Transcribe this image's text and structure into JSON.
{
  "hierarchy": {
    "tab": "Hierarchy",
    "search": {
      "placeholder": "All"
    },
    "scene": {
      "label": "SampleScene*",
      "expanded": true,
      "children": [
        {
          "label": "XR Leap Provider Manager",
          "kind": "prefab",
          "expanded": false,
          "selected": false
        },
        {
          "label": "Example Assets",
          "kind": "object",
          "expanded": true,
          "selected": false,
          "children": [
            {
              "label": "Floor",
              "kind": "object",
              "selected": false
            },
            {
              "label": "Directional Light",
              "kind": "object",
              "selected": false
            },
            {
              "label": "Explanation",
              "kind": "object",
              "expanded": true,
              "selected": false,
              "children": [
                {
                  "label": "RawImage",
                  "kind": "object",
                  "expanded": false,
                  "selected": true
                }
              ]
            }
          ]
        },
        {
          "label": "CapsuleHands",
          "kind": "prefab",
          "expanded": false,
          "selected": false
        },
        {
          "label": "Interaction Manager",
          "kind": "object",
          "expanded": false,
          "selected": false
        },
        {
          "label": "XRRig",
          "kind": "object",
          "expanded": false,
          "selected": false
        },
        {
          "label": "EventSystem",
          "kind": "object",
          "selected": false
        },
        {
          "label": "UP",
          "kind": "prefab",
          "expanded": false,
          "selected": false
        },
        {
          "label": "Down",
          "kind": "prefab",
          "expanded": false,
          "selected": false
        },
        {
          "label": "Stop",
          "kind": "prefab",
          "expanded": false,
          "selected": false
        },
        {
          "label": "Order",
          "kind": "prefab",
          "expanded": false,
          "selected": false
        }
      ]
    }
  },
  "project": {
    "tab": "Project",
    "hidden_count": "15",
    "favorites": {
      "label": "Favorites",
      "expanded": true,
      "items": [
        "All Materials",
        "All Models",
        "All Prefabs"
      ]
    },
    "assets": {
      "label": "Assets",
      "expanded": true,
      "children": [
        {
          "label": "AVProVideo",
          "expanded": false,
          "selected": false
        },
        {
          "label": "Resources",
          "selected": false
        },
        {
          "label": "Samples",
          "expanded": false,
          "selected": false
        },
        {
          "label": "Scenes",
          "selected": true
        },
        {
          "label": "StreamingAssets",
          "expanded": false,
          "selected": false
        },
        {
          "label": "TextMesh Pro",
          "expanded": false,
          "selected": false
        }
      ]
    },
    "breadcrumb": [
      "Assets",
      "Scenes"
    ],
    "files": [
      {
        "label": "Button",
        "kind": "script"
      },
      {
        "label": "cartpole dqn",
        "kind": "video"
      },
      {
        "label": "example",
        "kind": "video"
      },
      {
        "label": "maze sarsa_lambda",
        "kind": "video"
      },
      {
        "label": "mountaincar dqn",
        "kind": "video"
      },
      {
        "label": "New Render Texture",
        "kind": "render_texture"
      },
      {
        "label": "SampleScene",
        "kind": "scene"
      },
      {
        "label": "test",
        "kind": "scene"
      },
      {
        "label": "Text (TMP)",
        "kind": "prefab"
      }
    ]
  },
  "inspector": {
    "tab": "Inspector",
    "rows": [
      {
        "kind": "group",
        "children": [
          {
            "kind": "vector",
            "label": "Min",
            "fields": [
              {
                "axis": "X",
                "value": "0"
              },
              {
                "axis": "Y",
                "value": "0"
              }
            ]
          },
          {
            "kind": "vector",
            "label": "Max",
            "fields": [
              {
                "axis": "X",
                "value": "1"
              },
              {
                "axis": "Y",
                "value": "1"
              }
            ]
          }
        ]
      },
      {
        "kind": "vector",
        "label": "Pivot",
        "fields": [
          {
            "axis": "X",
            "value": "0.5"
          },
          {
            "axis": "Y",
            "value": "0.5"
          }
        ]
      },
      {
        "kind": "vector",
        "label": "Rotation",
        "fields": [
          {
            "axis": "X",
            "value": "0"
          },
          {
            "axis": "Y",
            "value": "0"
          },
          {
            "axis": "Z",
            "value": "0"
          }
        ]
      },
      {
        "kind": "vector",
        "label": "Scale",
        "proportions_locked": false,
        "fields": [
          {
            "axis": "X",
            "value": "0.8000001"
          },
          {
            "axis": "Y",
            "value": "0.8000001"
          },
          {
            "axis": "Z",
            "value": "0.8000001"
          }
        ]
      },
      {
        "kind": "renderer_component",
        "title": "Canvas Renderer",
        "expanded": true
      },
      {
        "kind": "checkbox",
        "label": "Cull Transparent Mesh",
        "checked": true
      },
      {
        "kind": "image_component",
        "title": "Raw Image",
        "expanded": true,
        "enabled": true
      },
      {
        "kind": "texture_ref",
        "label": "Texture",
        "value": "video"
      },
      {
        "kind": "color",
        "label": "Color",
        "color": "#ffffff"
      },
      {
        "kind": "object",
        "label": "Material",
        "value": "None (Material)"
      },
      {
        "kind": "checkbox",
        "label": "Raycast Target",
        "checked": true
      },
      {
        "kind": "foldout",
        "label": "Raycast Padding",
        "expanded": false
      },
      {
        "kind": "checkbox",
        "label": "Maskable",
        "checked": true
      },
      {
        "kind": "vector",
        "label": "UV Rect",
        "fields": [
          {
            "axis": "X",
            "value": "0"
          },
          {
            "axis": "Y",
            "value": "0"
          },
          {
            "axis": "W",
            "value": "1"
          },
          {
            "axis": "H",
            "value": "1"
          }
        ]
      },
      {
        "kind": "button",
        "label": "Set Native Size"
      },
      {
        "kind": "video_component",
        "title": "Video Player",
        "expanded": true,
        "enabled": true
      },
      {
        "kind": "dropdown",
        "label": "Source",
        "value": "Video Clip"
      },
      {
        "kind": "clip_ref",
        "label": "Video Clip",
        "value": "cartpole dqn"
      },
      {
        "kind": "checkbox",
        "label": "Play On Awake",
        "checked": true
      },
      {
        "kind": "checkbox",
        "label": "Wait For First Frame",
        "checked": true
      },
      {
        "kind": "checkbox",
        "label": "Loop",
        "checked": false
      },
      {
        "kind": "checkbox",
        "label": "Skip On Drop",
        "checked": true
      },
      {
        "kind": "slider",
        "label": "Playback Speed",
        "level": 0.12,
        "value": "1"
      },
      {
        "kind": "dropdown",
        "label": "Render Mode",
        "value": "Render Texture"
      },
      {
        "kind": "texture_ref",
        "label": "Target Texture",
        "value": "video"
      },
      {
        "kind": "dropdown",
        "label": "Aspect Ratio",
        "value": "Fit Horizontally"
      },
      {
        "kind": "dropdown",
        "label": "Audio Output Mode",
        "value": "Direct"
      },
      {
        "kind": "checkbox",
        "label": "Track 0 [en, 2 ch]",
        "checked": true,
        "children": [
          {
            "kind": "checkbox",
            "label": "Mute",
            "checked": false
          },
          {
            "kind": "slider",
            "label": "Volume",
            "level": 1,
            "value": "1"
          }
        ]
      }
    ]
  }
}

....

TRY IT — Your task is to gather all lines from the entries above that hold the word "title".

TASK ANSWER —
        "title": "Canvas Renderer",
        "title": "Raw Image",
        "title": "Video Player",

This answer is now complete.